Silica Biomineralization of diatoms is a fascinating example for cellular morphogenesis, and a paradigm for the synthesis of hierarchically nano- to micropatterned inorganic materials in nanotechnology. We aim to elucidate the composition and molecular mechanism of the underlying biomolecular machinery that enables diatom silica morphogenesis. This will reveal fundamental principles for biological mineral formation and cellular morphogenesis. For further information please follow this link: www.nanomee.de
Using synthetic (bio)chemistry and synthetic biology we aim to utilize the mineral forming capabilities of proteins and entire diatom cells, respectively, to develop functional organic-inorganic hybrid materials with novel structures and properties (Bionanotechnology).

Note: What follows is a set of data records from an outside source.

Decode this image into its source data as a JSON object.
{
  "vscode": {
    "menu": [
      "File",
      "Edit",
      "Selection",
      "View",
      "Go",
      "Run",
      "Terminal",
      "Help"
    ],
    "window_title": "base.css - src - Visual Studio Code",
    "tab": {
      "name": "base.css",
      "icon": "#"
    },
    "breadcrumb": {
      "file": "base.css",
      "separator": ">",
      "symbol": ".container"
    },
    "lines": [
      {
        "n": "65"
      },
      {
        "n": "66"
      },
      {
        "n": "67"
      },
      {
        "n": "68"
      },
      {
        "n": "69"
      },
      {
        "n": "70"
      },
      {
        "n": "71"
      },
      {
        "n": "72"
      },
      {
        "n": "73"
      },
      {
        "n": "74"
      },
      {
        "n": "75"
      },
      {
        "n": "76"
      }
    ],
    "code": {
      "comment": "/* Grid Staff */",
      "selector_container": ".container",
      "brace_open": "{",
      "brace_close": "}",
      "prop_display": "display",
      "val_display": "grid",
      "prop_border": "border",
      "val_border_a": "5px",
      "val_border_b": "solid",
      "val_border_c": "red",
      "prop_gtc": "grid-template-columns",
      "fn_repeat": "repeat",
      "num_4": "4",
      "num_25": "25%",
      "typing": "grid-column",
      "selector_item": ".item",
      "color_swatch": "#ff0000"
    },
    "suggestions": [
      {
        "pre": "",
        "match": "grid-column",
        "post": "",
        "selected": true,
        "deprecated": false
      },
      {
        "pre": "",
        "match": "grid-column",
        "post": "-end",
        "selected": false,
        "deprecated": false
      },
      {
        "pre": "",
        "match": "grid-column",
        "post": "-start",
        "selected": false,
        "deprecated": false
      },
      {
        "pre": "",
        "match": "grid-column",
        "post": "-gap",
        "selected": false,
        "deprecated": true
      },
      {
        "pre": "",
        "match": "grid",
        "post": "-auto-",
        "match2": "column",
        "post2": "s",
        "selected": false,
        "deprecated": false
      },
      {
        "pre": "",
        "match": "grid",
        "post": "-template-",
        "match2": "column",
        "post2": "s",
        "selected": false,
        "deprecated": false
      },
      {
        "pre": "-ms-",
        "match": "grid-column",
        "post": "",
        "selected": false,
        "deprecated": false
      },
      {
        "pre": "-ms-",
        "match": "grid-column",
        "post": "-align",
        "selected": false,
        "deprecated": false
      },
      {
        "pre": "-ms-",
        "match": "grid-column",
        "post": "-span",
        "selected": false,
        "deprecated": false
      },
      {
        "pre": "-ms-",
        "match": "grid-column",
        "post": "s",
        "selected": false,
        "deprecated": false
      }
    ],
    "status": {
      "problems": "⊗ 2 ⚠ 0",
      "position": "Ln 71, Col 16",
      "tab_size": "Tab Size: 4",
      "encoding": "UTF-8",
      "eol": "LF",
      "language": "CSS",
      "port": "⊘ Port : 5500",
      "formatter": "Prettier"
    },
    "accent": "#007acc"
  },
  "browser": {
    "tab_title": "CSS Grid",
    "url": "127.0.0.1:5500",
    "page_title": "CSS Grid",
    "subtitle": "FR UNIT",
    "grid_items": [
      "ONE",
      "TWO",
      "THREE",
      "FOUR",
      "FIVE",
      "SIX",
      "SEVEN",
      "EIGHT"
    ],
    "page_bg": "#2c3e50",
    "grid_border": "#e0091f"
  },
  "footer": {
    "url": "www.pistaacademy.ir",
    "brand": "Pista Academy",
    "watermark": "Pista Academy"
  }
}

Bioadhesion of diatoms is interesting for a wide range of applications, because many diatoms are capable of adhering to any surface (artificial or natural) under water. We aim to identify and characterize the biomolecules that enable diatom underwater adhesion, and study their mechanism of action. This will enable the development of molecular mimics using synthetic (bio)chemistry, and will allow to test their adhesive properties of such biomimetic molecules under a variety of technologically and medically relevant conditions.